=== Data about app and page elements ===
----
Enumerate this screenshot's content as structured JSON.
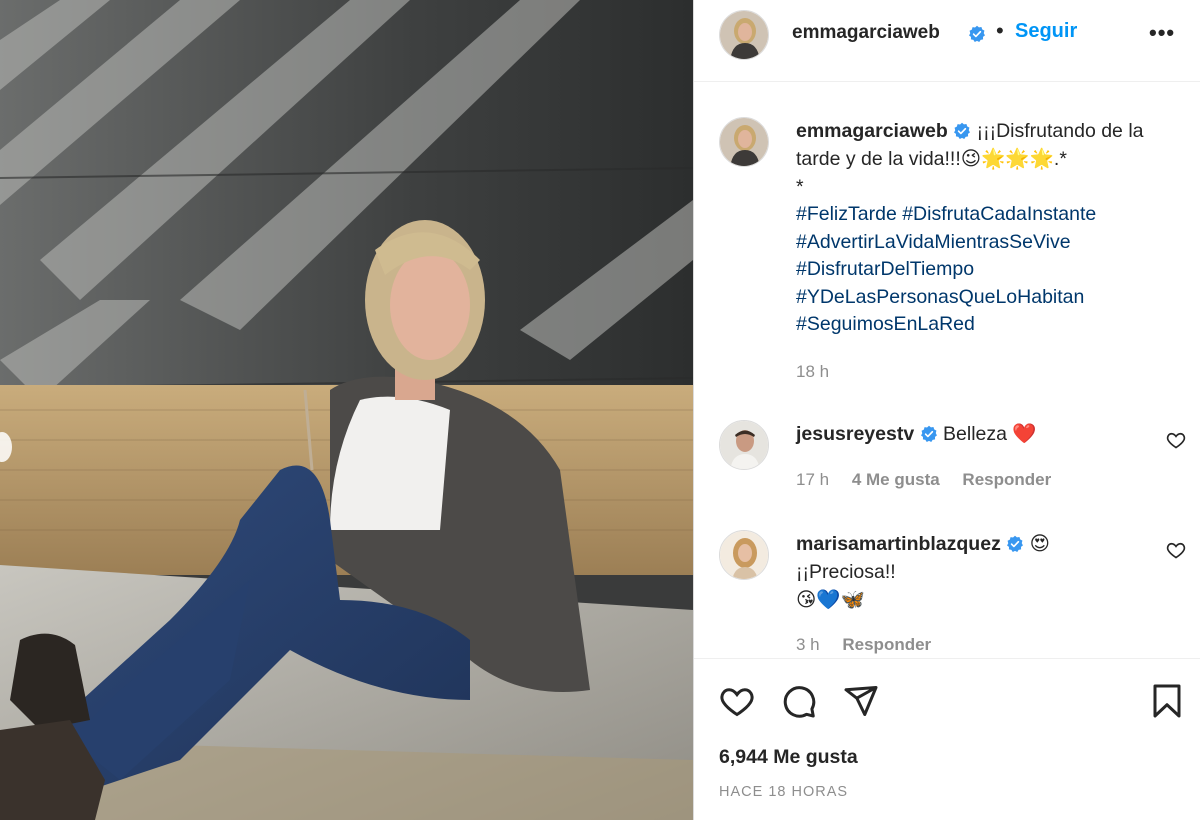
{
  "post": {
    "username": "emmagarciaweb",
    "verified": true,
    "separator": "•",
    "follow_label": "Seguir",
    "more_label": "•••",
    "caption": {
      "username": "emmagarciaweb",
      "text": "¡¡¡Disfrutando de la tarde y de la vida!!!😉🌟🌟🌟.*",
      "line2": "*",
      "hashtags": [
        "#FelizTarde #DisfrutaCadaInstante",
        "#AdvertirLaVidaMientrasSeVive",
        "#DisfrutarDelTiempo",
        "#YDeLasPersonasQueLoHabitan",
        "#SeguimosEnLaRed"
      ],
      "time": "18 h"
    },
    "comments": [
      {
        "username": "jesusreyestv",
        "text": "Belleza ❤️",
        "extra": "",
        "time": "17 h",
        "likes": "4 Me gusta",
        "reply": "Responder"
      },
      {
        "username": "marisamartinblazquez",
        "text": "😍",
        "extra": "¡¡Preciosa!!",
        "extra2": "😘💙🦋",
        "time": "3 h",
        "reply": "Responder"
      }
    ],
    "likes_label": "6,944 Me gusta",
    "posted_ago": "HACE 18 HORAS"
  },
  "icons": [
    "verified-badge-icon",
    "heart-icon",
    "comment-icon",
    "share-icon",
    "bookmark-icon",
    "more-options-icon"
  ],
  "colors": {
    "link": "#00376b",
    "follow": "#0095f6",
    "verified": "#3897f0",
    "muted": "#8e8e8e"
  }
}
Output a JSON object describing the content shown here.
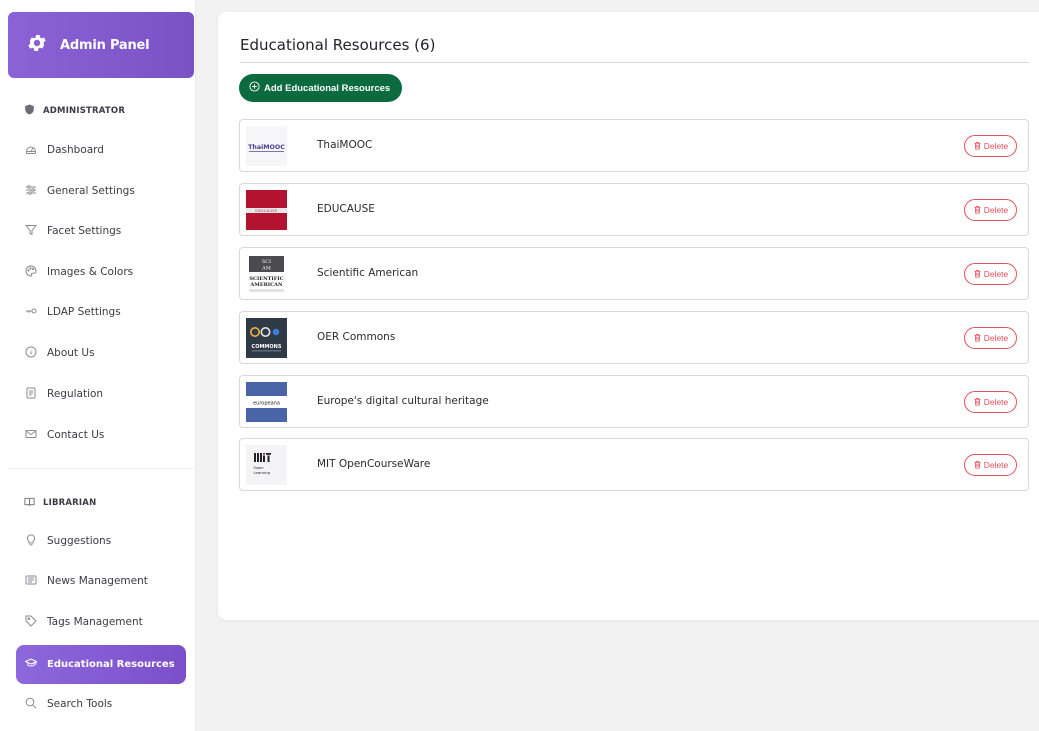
{
  "sidebar": {
    "brand_title": "Admin Panel",
    "sections": [
      {
        "title": "ADMINISTRATOR",
        "icon": "shield-icon"
      },
      {
        "title": "LIBRARIAN",
        "icon": "book-icon"
      }
    ],
    "items": [
      {
        "label": "Dashboard",
        "icon": "gauge-icon"
      },
      {
        "label": "General Settings",
        "icon": "sliders-icon"
      },
      {
        "label": "Facet Settings",
        "icon": "filter-icon"
      },
      {
        "label": "Images & Colors",
        "icon": "palette-icon"
      },
      {
        "label": "LDAP Settings",
        "icon": "key-icon"
      },
      {
        "label": "About Us",
        "icon": "info-icon"
      },
      {
        "label": "Regulation",
        "icon": "document-icon"
      },
      {
        "label": "Contact Us",
        "icon": "envelope-icon"
      },
      {
        "label": "Suggestions",
        "icon": "lightbulb-icon"
      },
      {
        "label": "News Management",
        "icon": "newspaper-icon"
      },
      {
        "label": "Tags Management",
        "icon": "tag-icon"
      },
      {
        "label": "Educational Resources",
        "icon": "graduation-cap-icon",
        "active": true
      },
      {
        "label": "Search Tools",
        "icon": "search-icon"
      }
    ]
  },
  "main": {
    "title": "Educational Resources (6)",
    "add_label": "Add Educational Resources",
    "delete_label": "Delete",
    "resources": [
      {
        "name": "ThaiMOOC",
        "logo_text": "ThaiMOOC"
      },
      {
        "name": "EDUCAUSE",
        "logo_text": "EDUCAUSE"
      },
      {
        "name": "Scientific American",
        "logo_text": "SCIENTIFIC AMERICAN"
      },
      {
        "name": "OER Commons",
        "logo_text": "COMMONS"
      },
      {
        "name": "Europe's digital cultural heritage",
        "logo_text": "europeana"
      },
      {
        "name": "MIT OpenCourseWare",
        "logo_text": "Open Learning"
      }
    ]
  },
  "colors": {
    "accent": "#7b4fc9",
    "add_button": "#0c6b3e",
    "delete": "#e0505e"
  }
}
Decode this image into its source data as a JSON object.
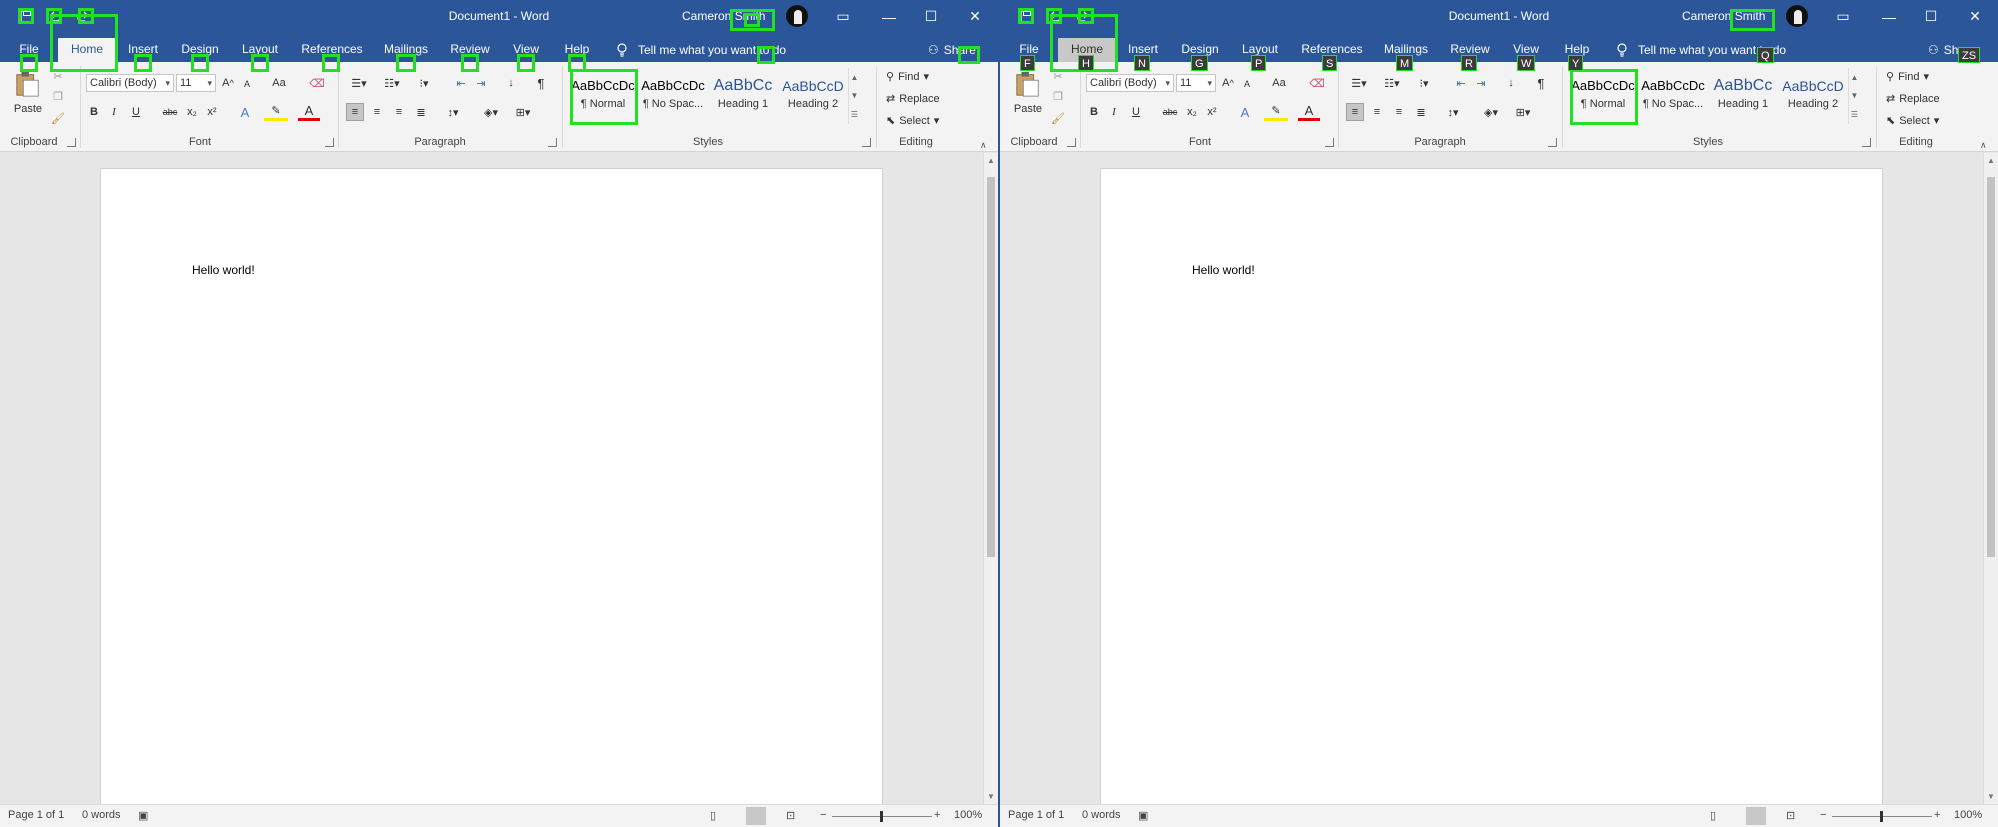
{
  "colors": {
    "title_bar": "#2b579a",
    "ribbon": "#f3f3f3",
    "overlay": "#22e022",
    "badge": "#3c3c3c"
  },
  "title_bar": {
    "doc_title": "Document1  -  Word",
    "user_name": "Cameron Smith",
    "qat_icons": [
      "save-icon",
      "undo-icon",
      "redo-icon"
    ],
    "window_controls": [
      "ribbon-display-icon",
      "minimize-icon",
      "maximize-icon",
      "close-icon"
    ]
  },
  "tabs": [
    "File",
    "Home",
    "Insert",
    "Design",
    "Layout",
    "References",
    "Mailings",
    "Review",
    "View",
    "Help"
  ],
  "tell_me": "Tell me what you want to do",
  "share": "Share",
  "share_short": "Sh",
  "ribbon": {
    "clipboard": {
      "label": "Clipboard",
      "paste": "Paste"
    },
    "font": {
      "label": "Font",
      "font_name": "Calibri (Body)",
      "font_size": "11",
      "change_case": "Aa",
      "bold": "B",
      "italic": "I",
      "underline": "U",
      "strike": "abc",
      "subscript": "x₂",
      "superscript": "x²"
    },
    "paragraph": {
      "label": "Paragraph",
      "pilcrow": "¶"
    },
    "styles": {
      "label": "Styles",
      "items": [
        {
          "sample": "AaBbCcDc",
          "name": "¶ Normal"
        },
        {
          "sample": "AaBbCcDc",
          "name": "¶ No Spac..."
        },
        {
          "sample": "AaBbCc",
          "name": "Heading 1"
        },
        {
          "sample": "AaBbCcD",
          "name": "Heading 2"
        }
      ]
    },
    "editing": {
      "label": "Editing",
      "find": "Find",
      "replace": "Replace",
      "select": "Select"
    }
  },
  "document": {
    "text": "Hello world!"
  },
  "status": {
    "page": "Page 1 of 1",
    "words": "0 words",
    "zoom": "100%",
    "zoom_minus": "−",
    "zoom_plus": "+"
  },
  "keytips": {
    "tabs": [
      "F",
      "H",
      "N",
      "G",
      "P",
      "S",
      "M",
      "R",
      "W",
      "Y"
    ],
    "tell_me": "Q",
    "share": "ZS"
  }
}
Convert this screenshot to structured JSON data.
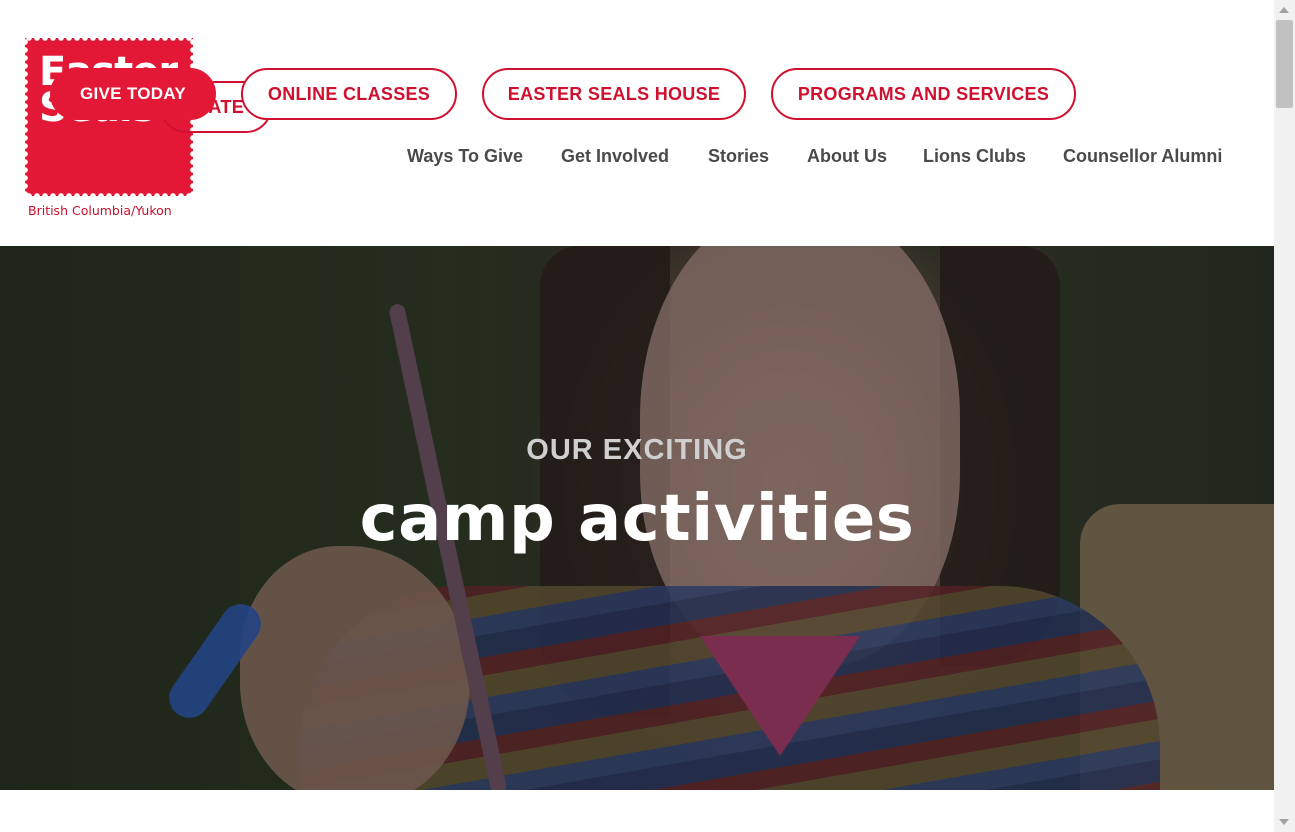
{
  "logo": {
    "word1": "Easter",
    "word2": "Seals",
    "subtitle": "British Columbia/Yukon",
    "brand_color": "#e31837"
  },
  "header_buttons": {
    "give_today": "GIVE TODAY",
    "donate": "DONATE",
    "online_classes": "ONLINE CLASSES",
    "easter_seals_house": "EASTER SEALS HOUSE",
    "programs_and_services": "PROGRAMS AND SERVICES"
  },
  "nav": {
    "items": [
      "Ways To Give",
      "Get Involved",
      "Stories",
      "About Us",
      "Lions Clubs",
      "Counsellor Alumni"
    ]
  },
  "hero": {
    "kicker": "OUR EXCITING",
    "headline": "camp activities"
  },
  "scrollbar": {
    "up_icon": "arrow-up-icon",
    "down_icon": "arrow-down-icon"
  }
}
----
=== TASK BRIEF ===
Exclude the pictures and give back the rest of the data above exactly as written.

=== ANSWER FOR THE TASK ===
Enumerate this screenshot's content as structured JSON.
{
  "post": {
    "username": "emmagarciaweb",
    "verified": true,
    "separator": "•",
    "follow_label": "Seguir",
    "more_label": "•••",
    "caption": {
      "username": "emmagarciaweb",
      "text": "¡¡¡Disfrutando de la tarde y de la vida!!!😉🌟🌟🌟.*",
      "line2": "*",
      "hashtags": [
        "#FelizTarde #DisfrutaCadaInstante",
        "#AdvertirLaVidaMientrasSeVive",
        "#DisfrutarDelTiempo",
        "#YDeLasPersonasQueLoHabitan",
        "#SeguimosEnLaRed"
      ],
      "time": "18 h"
    },
    "comments": [
      {
        "username": "jesusreyestv",
        "text": "Belleza ❤️",
        "extra": "",
        "time": "17 h",
        "likes": "4 Me gusta",
        "reply": "Responder"
      },
      {
        "username": "marisamartinblazquez",
        "text": "😍",
        "extra": "¡¡Preciosa!!",
        "extra2": "😘💙🦋",
        "time": "3 h",
        "reply": "Responder"
      }
    ],
    "likes_label": "6,944 Me gusta",
    "posted_ago": "HACE 18 HORAS"
  },
  "icons": [
    "verified-badge-icon",
    "heart-icon",
    "comment-icon",
    "share-icon",
    "bookmark-icon",
    "more-options-icon"
  ],
  "colors": {
    "link": "#00376b",
    "follow": "#0095f6",
    "verified": "#3897f0",
    "muted": "#8e8e8e"
  }
}
Output a JSON object describing the content shown here.
{
  "sidebar": {
    "brand_title": "Admin Panel",
    "sections": [
      {
        "title": "ADMINISTRATOR",
        "icon": "shield-icon"
      },
      {
        "title": "LIBRARIAN",
        "icon": "book-icon"
      }
    ],
    "items": [
      {
        "label": "Dashboard",
        "icon": "gauge-icon"
      },
      {
        "label": "General Settings",
        "icon": "sliders-icon"
      },
      {
        "label": "Facet Settings",
        "icon": "filter-icon"
      },
      {
        "label": "Images & Colors",
        "icon": "palette-icon"
      },
      {
        "label": "LDAP Settings",
        "icon": "key-icon"
      },
      {
        "label": "About Us",
        "icon": "info-icon"
      },
      {
        "label": "Regulation",
        "icon": "document-icon"
      },
      {
        "label": "Contact Us",
        "icon": "envelope-icon"
      },
      {
        "label": "Suggestions",
        "icon": "lightbulb-icon"
      },
      {
        "label": "News Management",
        "icon": "newspaper-icon"
      },
      {
        "label": "Tags Management",
        "icon": "tag-icon"
      },
      {
        "label": "Educational Resources",
        "icon": "graduation-cap-icon",
        "active": true
      },
      {
        "label": "Search Tools",
        "icon": "search-icon"
      }
    ]
  },
  "main": {
    "title": "Educational Resources (6)",
    "add_label": "Add Educational Resources",
    "delete_label": "Delete",
    "resources": [
      {
        "name": "ThaiMOOC",
        "logo_text": "ThaiMOOC"
      },
      {
        "name": "EDUCAUSE",
        "logo_text": "EDUCAUSE"
      },
      {
        "name": "Scientific American",
        "logo_text": "SCIENTIFIC AMERICAN"
      },
      {
        "name": "OER Commons",
        "logo_text": "COMMONS"
      },
      {
        "name": "Europe's digital cultural heritage",
        "logo_text": "europeana"
      },
      {
        "name": "MIT OpenCourseWare",
        "logo_text": "Open Learning"
      }
    ]
  },
  "colors": {
    "accent": "#7b4fc9",
    "add_button": "#0c6b3e",
    "delete": "#e0505e"
  }
}
Decode this image into its source data as a JSON object.
{
  "colors": {
    "title_bar": "#2b579a",
    "ribbon": "#f3f3f3",
    "overlay": "#22e022",
    "badge": "#3c3c3c"
  },
  "title_bar": {
    "doc_title": "Document1  -  Word",
    "user_name": "Cameron Smith",
    "qat_icons": [
      "save-icon",
      "undo-icon",
      "redo-icon"
    ],
    "window_controls": [
      "ribbon-display-icon",
      "minimize-icon",
      "maximize-icon",
      "close-icon"
    ]
  },
  "tabs": [
    "File",
    "Home",
    "Insert",
    "Design",
    "Layout",
    "References",
    "Mailings",
    "Review",
    "View",
    "Help"
  ],
  "tell_me": "Tell me what you want to do",
  "share": "Share",
  "share_short": "Sh",
  "ribbon": {
    "clipboard": {
      "label": "Clipboard",
      "paste": "Paste"
    },
    "font": {
      "label": "Font",
      "font_name": "Calibri (Body)",
      "font_size": "11",
      "change_case": "Aa",
      "bold": "B",
      "italic": "I",
      "underline": "U",
      "strike": "abc",
      "subscript": "x₂",
      "superscript": "x²"
    },
    "paragraph": {
      "label": "Paragraph",
      "pilcrow": "¶"
    },
    "styles": {
      "label": "Styles",
      "items": [
        {
          "sample": "AaBbCcDc",
          "name": "¶ Normal"
        },
        {
          "sample": "AaBbCcDc",
          "name": "¶ No Spac..."
        },
        {
          "sample": "AaBbCc",
          "name": "Heading 1"
        },
        {
          "sample": "AaBbCcD",
          "name": "Heading 2"
        }
      ]
    },
    "editing": {
      "label": "Editing",
      "find": "Find",
      "replace": "Replace",
      "select": "Select"
    }
  },
  "document": {
    "text": "Hello world!"
  },
  "status": {
    "page": "Page 1 of 1",
    "words": "0 words",
    "zoom": "100%",
    "zoom_minus": "−",
    "zoom_plus": "+"
  },
  "keytips": {
    "tabs": [
      "F",
      "H",
      "N",
      "G",
      "P",
      "S",
      "M",
      "R",
      "W",
      "Y"
    ],
    "tell_me": "Q",
    "share": "ZS"
  }
}
Convert this screenshot to structured JSON data.
{
  "logo": {
    "word1": "Easter",
    "word2": "Seals",
    "subtitle": "British Columbia/Yukon",
    "brand_color": "#e31837"
  },
  "header_buttons": {
    "give_today": "GIVE TODAY",
    "donate": "DONATE",
    "online_classes": "ONLINE CLASSES",
    "easter_seals_house": "EASTER SEALS HOUSE",
    "programs_and_services": "PROGRAMS AND SERVICES"
  },
  "nav": {
    "items": [
      "Ways To Give",
      "Get Involved",
      "Stories",
      "About Us",
      "Lions Clubs",
      "Counsellor Alumni"
    ]
  },
  "hero": {
    "kicker": "OUR EXCITING",
    "headline": "camp activities"
  },
  "scrollbar": {
    "up_icon": "arrow-up-icon",
    "down_icon": "arrow-down-icon"
  }
}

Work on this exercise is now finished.